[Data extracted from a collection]
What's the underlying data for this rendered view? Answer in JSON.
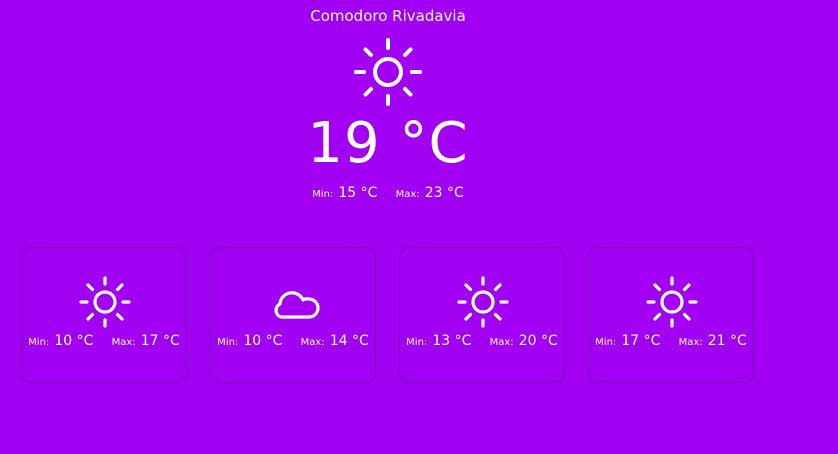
{
  "current": {
    "city": "Comodoro Rivadavia",
    "icon": "sun-icon",
    "temperature": "19 °C",
    "min_label": "Min:",
    "min_value": "15 °C",
    "max_label": "Max:",
    "max_value": "23 °C"
  },
  "forecast": [
    {
      "icon": "sun-icon",
      "min_label": "Min:",
      "min_value": "10 °C",
      "max_label": "Max:",
      "max_value": "17 °C"
    },
    {
      "icon": "cloud-icon",
      "min_label": "Min:",
      "min_value": "10 °C",
      "max_label": "Max:",
      "max_value": "14 °C"
    },
    {
      "icon": "sun-icon",
      "min_label": "Min:",
      "min_value": "13 °C",
      "max_label": "Max:",
      "max_value": "20 °C"
    },
    {
      "icon": "sun-icon",
      "min_label": "Min:",
      "min_value": "17 °C",
      "max_label": "Max:",
      "max_value": "21 °C"
    }
  ],
  "colors": {
    "background": "#a100f2",
    "text": "#ffffff",
    "card_border": "#5a0090"
  }
}
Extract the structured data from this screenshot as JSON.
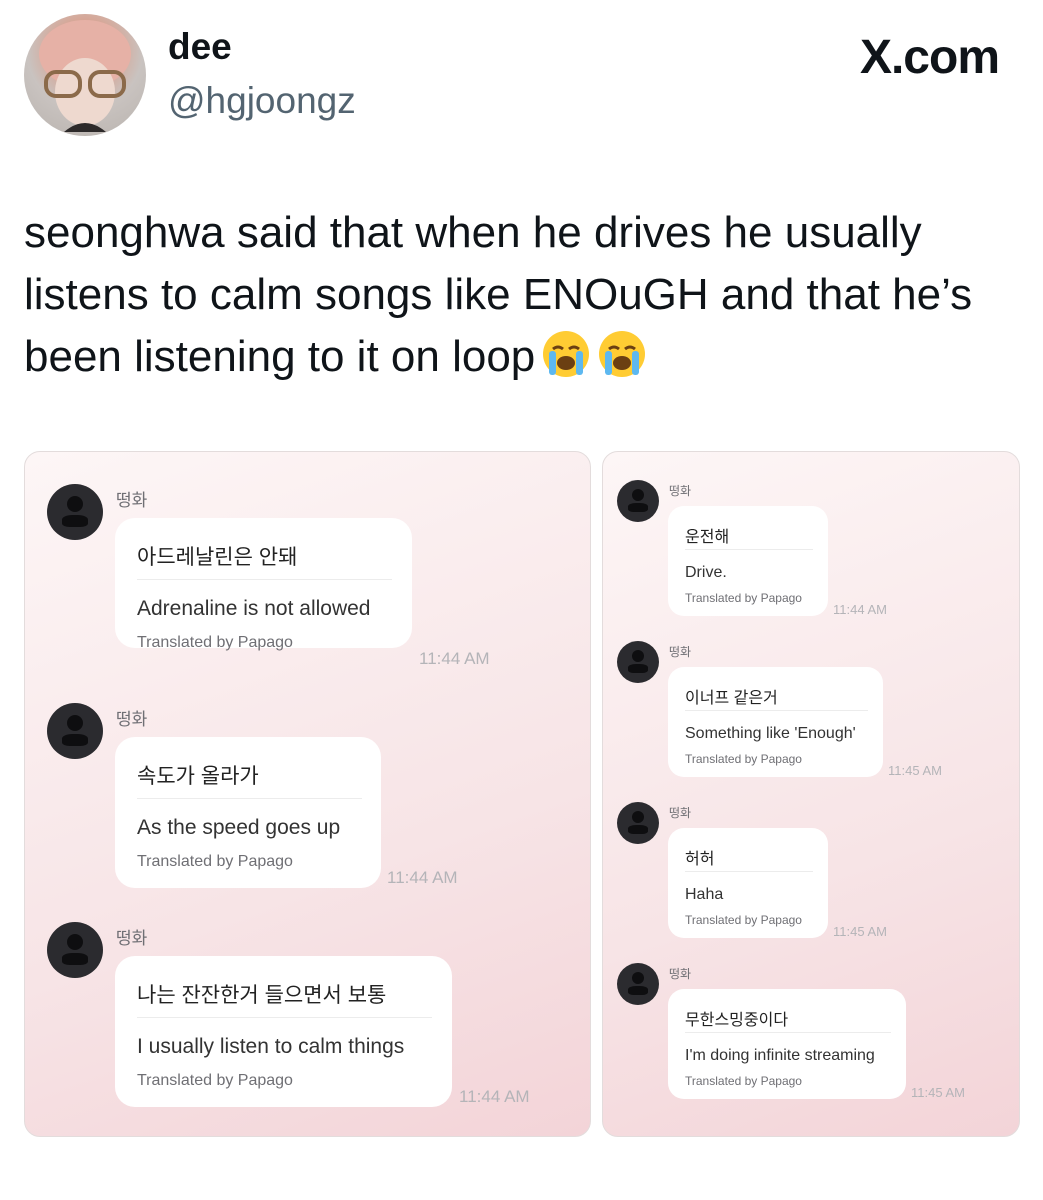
{
  "tweet": {
    "display_name": "dee",
    "handle": "@hgjoongz",
    "site_logo": "X.com",
    "text": "seonghwa said that when he drives he usually listens to calm songs like ENOuGH and that he’s been listening to it on loop",
    "emojis": [
      "loudly-crying-face-icon",
      "loudly-crying-face-icon"
    ]
  },
  "left_chat": {
    "messages": [
      {
        "sender": "떵화",
        "korean": "아드레날린은 안돼",
        "english": "Adrenaline is not allowed",
        "translated_by": "Translated by Papago",
        "time": "11:44 AM"
      },
      {
        "sender": "떵화",
        "korean": "속도가 올라가",
        "english": "As the speed goes up",
        "translated_by": "Translated by Papago",
        "time": "11:44 AM"
      },
      {
        "sender": "떵화",
        "korean": "나는 잔잔한거 들으면서 보통",
        "english": "I usually listen to calm things",
        "translated_by": "Translated by Papago",
        "time": "11:44 AM"
      }
    ]
  },
  "right_chat": {
    "messages": [
      {
        "sender": "떵화",
        "korean": "운전해",
        "english": "Drive.",
        "translated_by": "Translated by Papago",
        "time": "11:44 AM"
      },
      {
        "sender": "떵화",
        "korean": "이너프 같은거",
        "english": "Something like 'Enough'",
        "translated_by": "Translated by Papago",
        "time": "11:45 AM"
      },
      {
        "sender": "떵화",
        "korean": "허허",
        "english": "Haha",
        "translated_by": "Translated by Papago",
        "time": "11:45 AM"
      },
      {
        "sender": "떵화",
        "korean": "무한스밍중이다",
        "english": "I'm doing infinite streaming",
        "translated_by": "Translated by Papago",
        "time": "11:45 AM"
      }
    ]
  },
  "colors": {
    "panel_background_top": "#fdf6f6",
    "panel_background_bottom": "#f3d4d8",
    "bubble": "#ffffff",
    "handle_gray": "#536471"
  }
}
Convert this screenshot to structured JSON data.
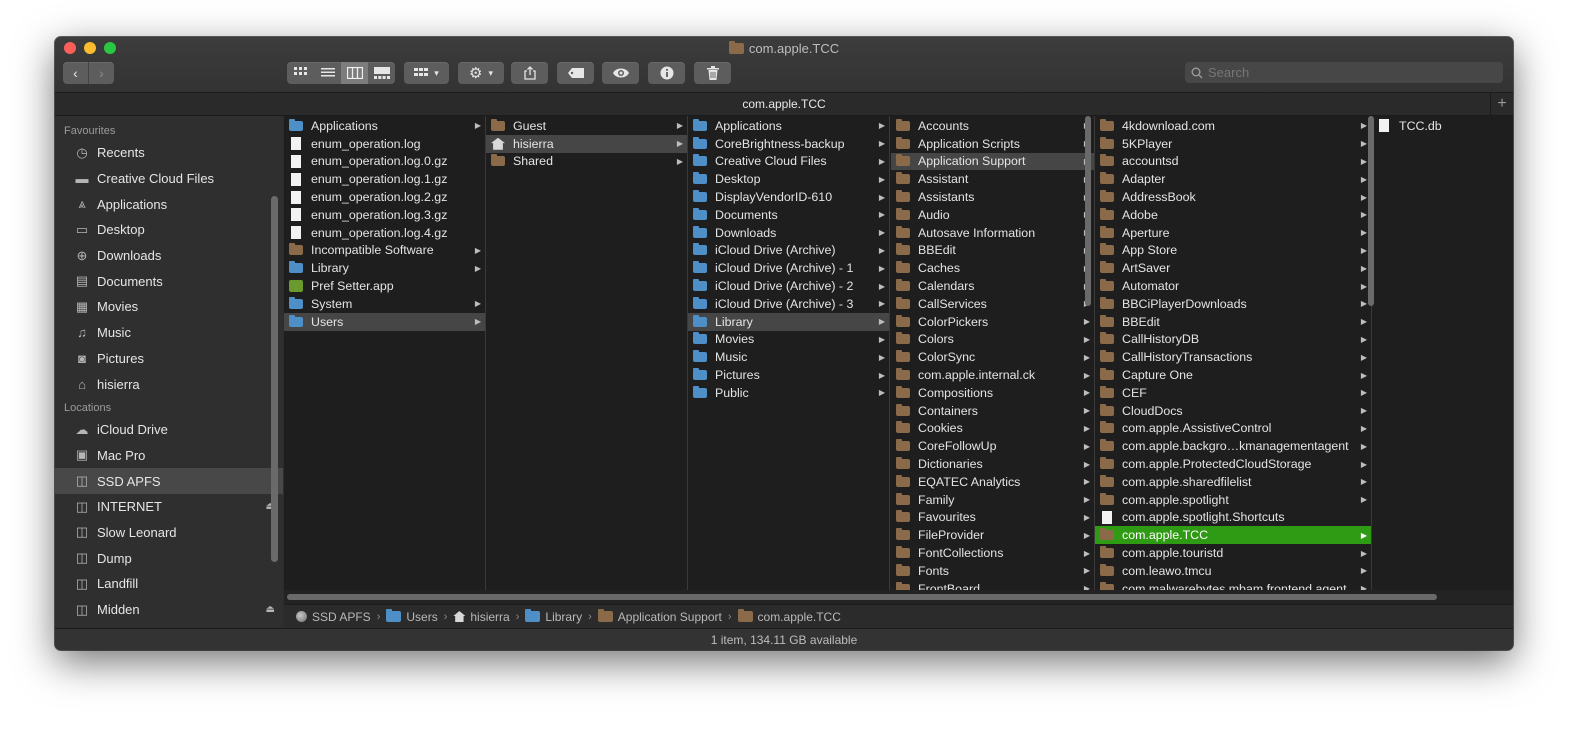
{
  "window": {
    "title": "com.apple.TCC",
    "tab_title": "com.apple.TCC",
    "status": "1 item, 134.11 GB available"
  },
  "toolbar": {
    "back": "‹",
    "forward": "›",
    "search_placeholder": "Search"
  },
  "sidebar": {
    "favourites_header": "Favourites",
    "favourites": [
      {
        "label": "Recents",
        "icon": "clock-icon"
      },
      {
        "label": "Creative Cloud Files",
        "icon": "folder-icon"
      },
      {
        "label": "Applications",
        "icon": "applications-icon"
      },
      {
        "label": "Desktop",
        "icon": "desktop-icon"
      },
      {
        "label": "Downloads",
        "icon": "download-icon"
      },
      {
        "label": "Documents",
        "icon": "document-icon"
      },
      {
        "label": "Movies",
        "icon": "film-icon"
      },
      {
        "label": "Music",
        "icon": "music-note-icon"
      },
      {
        "label": "Pictures",
        "icon": "camera-icon"
      },
      {
        "label": "hisierra",
        "icon": "home-icon"
      }
    ],
    "locations_header": "Locations",
    "locations": [
      {
        "label": "iCloud Drive",
        "icon": "cloud-icon",
        "eject": false
      },
      {
        "label": "Mac Pro",
        "icon": "computer-icon",
        "eject": false
      },
      {
        "label": "SSD APFS",
        "icon": "disk-icon",
        "eject": false,
        "selected": true
      },
      {
        "label": "INTERNET",
        "icon": "disk-icon",
        "eject": true
      },
      {
        "label": "Slow Leonard",
        "icon": "disk-icon",
        "eject": false
      },
      {
        "label": "Dump",
        "icon": "disk-icon",
        "eject": false
      },
      {
        "label": "Landfill",
        "icon": "disk-icon",
        "eject": false
      },
      {
        "label": "Midden",
        "icon": "disk-icon",
        "eject": true
      }
    ]
  },
  "columns": [
    {
      "items": [
        {
          "name": "Applications",
          "icon": "bfolder",
          "arrow": true
        },
        {
          "name": "enum_operation.log",
          "icon": "doc"
        },
        {
          "name": "enum_operation.log.0.gz",
          "icon": "doc"
        },
        {
          "name": "enum_operation.log.1.gz",
          "icon": "doc"
        },
        {
          "name": "enum_operation.log.2.gz",
          "icon": "doc"
        },
        {
          "name": "enum_operation.log.3.gz",
          "icon": "doc"
        },
        {
          "name": "enum_operation.log.4.gz",
          "icon": "doc"
        },
        {
          "name": "Incompatible Software",
          "icon": "folder",
          "arrow": true
        },
        {
          "name": "Library",
          "icon": "bfolder",
          "arrow": true
        },
        {
          "name": "Pref Setter.app",
          "icon": "app"
        },
        {
          "name": "System",
          "icon": "bfolder",
          "arrow": true
        },
        {
          "name": "Users",
          "icon": "bfolder",
          "arrow": true,
          "state": "hl"
        }
      ]
    },
    {
      "items": [
        {
          "name": "Guest",
          "icon": "folder",
          "arrow": true
        },
        {
          "name": "hisierra",
          "icon": "home",
          "arrow": true,
          "state": "hl"
        },
        {
          "name": "Shared",
          "icon": "folder",
          "arrow": true
        }
      ]
    },
    {
      "items": [
        {
          "name": "Applications",
          "icon": "bfolder",
          "arrow": true
        },
        {
          "name": "CoreBrightness-backup",
          "icon": "bfolder",
          "arrow": true
        },
        {
          "name": "Creative Cloud Files",
          "icon": "bfolder",
          "arrow": true
        },
        {
          "name": "Desktop",
          "icon": "bfolder",
          "arrow": true
        },
        {
          "name": "DisplayVendorID-610",
          "icon": "bfolder",
          "arrow": true
        },
        {
          "name": "Documents",
          "icon": "bfolder",
          "arrow": true
        },
        {
          "name": "Downloads",
          "icon": "bfolder",
          "arrow": true
        },
        {
          "name": "iCloud Drive (Archive)",
          "icon": "bfolder",
          "arrow": true
        },
        {
          "name": "iCloud Drive (Archive) - 1",
          "icon": "bfolder",
          "arrow": true
        },
        {
          "name": "iCloud Drive (Archive) - 2",
          "icon": "bfolder",
          "arrow": true
        },
        {
          "name": "iCloud Drive (Archive) - 3",
          "icon": "bfolder",
          "arrow": true
        },
        {
          "name": "Library",
          "icon": "bfolder",
          "arrow": true,
          "state": "hl"
        },
        {
          "name": "Movies",
          "icon": "bfolder",
          "arrow": true
        },
        {
          "name": "Music",
          "icon": "bfolder",
          "arrow": true
        },
        {
          "name": "Pictures",
          "icon": "bfolder",
          "arrow": true
        },
        {
          "name": "Public",
          "icon": "bfolder",
          "arrow": true
        }
      ]
    },
    {
      "items": [
        {
          "name": "Accounts",
          "icon": "folder",
          "arrow": true
        },
        {
          "name": "Application Scripts",
          "icon": "folder",
          "arrow": true
        },
        {
          "name": "Application Support",
          "icon": "folder",
          "arrow": true,
          "state": "hl"
        },
        {
          "name": "Assistant",
          "icon": "folder",
          "arrow": true
        },
        {
          "name": "Assistants",
          "icon": "folder",
          "arrow": true
        },
        {
          "name": "Audio",
          "icon": "folder",
          "arrow": true
        },
        {
          "name": "Autosave Information",
          "icon": "folder",
          "arrow": true
        },
        {
          "name": "BBEdit",
          "icon": "folder",
          "arrow": true
        },
        {
          "name": "Caches",
          "icon": "folder",
          "arrow": true
        },
        {
          "name": "Calendars",
          "icon": "folder",
          "arrow": true
        },
        {
          "name": "CallServices",
          "icon": "folder",
          "arrow": true
        },
        {
          "name": "ColorPickers",
          "icon": "folder",
          "arrow": true
        },
        {
          "name": "Colors",
          "icon": "folder",
          "arrow": true
        },
        {
          "name": "ColorSync",
          "icon": "folder",
          "arrow": true
        },
        {
          "name": "com.apple.internal.ck",
          "icon": "folder",
          "arrow": true
        },
        {
          "name": "Compositions",
          "icon": "folder",
          "arrow": true
        },
        {
          "name": "Containers",
          "icon": "folder",
          "arrow": true
        },
        {
          "name": "Cookies",
          "icon": "folder",
          "arrow": true
        },
        {
          "name": "CoreFollowUp",
          "icon": "folder",
          "arrow": true
        },
        {
          "name": "Dictionaries",
          "icon": "folder",
          "arrow": true
        },
        {
          "name": "EQATEC Analytics",
          "icon": "folder",
          "arrow": true
        },
        {
          "name": "Family",
          "icon": "folder",
          "arrow": true
        },
        {
          "name": "Favourites",
          "icon": "folder",
          "arrow": true
        },
        {
          "name": "FileProvider",
          "icon": "folder",
          "arrow": true
        },
        {
          "name": "FontCollections",
          "icon": "folder",
          "arrow": true
        },
        {
          "name": "Fonts",
          "icon": "folder",
          "arrow": true
        },
        {
          "name": "FrontBoard",
          "icon": "folder",
          "arrow": true
        }
      ]
    },
    {
      "items": [
        {
          "name": "4kdownload.com",
          "icon": "folder",
          "arrow": true
        },
        {
          "name": "5KPlayer",
          "icon": "folder",
          "arrow": true
        },
        {
          "name": "accountsd",
          "icon": "folder",
          "arrow": true
        },
        {
          "name": "Adapter",
          "icon": "folder",
          "arrow": true
        },
        {
          "name": "AddressBook",
          "icon": "folder",
          "arrow": true
        },
        {
          "name": "Adobe",
          "icon": "folder",
          "arrow": true
        },
        {
          "name": "Aperture",
          "icon": "folder",
          "arrow": true
        },
        {
          "name": "App Store",
          "icon": "folder",
          "arrow": true
        },
        {
          "name": "ArtSaver",
          "icon": "folder",
          "arrow": true
        },
        {
          "name": "Automator",
          "icon": "folder",
          "arrow": true
        },
        {
          "name": "BBCiPlayerDownloads",
          "icon": "folder",
          "arrow": true
        },
        {
          "name": "BBEdit",
          "icon": "folder",
          "arrow": true
        },
        {
          "name": "CallHistoryDB",
          "icon": "folder",
          "arrow": true
        },
        {
          "name": "CallHistoryTransactions",
          "icon": "folder",
          "arrow": true
        },
        {
          "name": "Capture One",
          "icon": "folder",
          "arrow": true
        },
        {
          "name": "CEF",
          "icon": "folder",
          "arrow": true
        },
        {
          "name": "CloudDocs",
          "icon": "folder",
          "arrow": true
        },
        {
          "name": "com.apple.AssistiveControl",
          "icon": "folder",
          "arrow": true
        },
        {
          "name": "com.apple.backgro…kmanagementagent",
          "icon": "folder",
          "arrow": true
        },
        {
          "name": "com.apple.ProtectedCloudStorage",
          "icon": "folder",
          "arrow": true
        },
        {
          "name": "com.apple.sharedfilelist",
          "icon": "folder",
          "arrow": true
        },
        {
          "name": "com.apple.spotlight",
          "icon": "folder",
          "arrow": true
        },
        {
          "name": "com.apple.spotlight.Shortcuts",
          "icon": "doc"
        },
        {
          "name": "com.apple.TCC",
          "icon": "folder",
          "arrow": true,
          "state": "act"
        },
        {
          "name": "com.apple.touristd",
          "icon": "folder",
          "arrow": true
        },
        {
          "name": "com.leawo.tmcu",
          "icon": "folder",
          "arrow": true
        },
        {
          "name": "com.malwarebytes.mbam.frontend.agent",
          "icon": "folder",
          "arrow": true
        }
      ]
    },
    {
      "items": [
        {
          "name": "TCC.db",
          "icon": "doc"
        }
      ]
    }
  ],
  "pathbar": [
    {
      "label": "SSD APFS",
      "icon": "disk"
    },
    {
      "label": "Users",
      "icon": "bfolder"
    },
    {
      "label": "hisierra",
      "icon": "home"
    },
    {
      "label": "Library",
      "icon": "bfolder"
    },
    {
      "label": "Application Support",
      "icon": "folder"
    },
    {
      "label": "com.apple.TCC",
      "icon": "folder"
    }
  ]
}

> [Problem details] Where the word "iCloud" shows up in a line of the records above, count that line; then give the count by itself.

> [Your solution] 5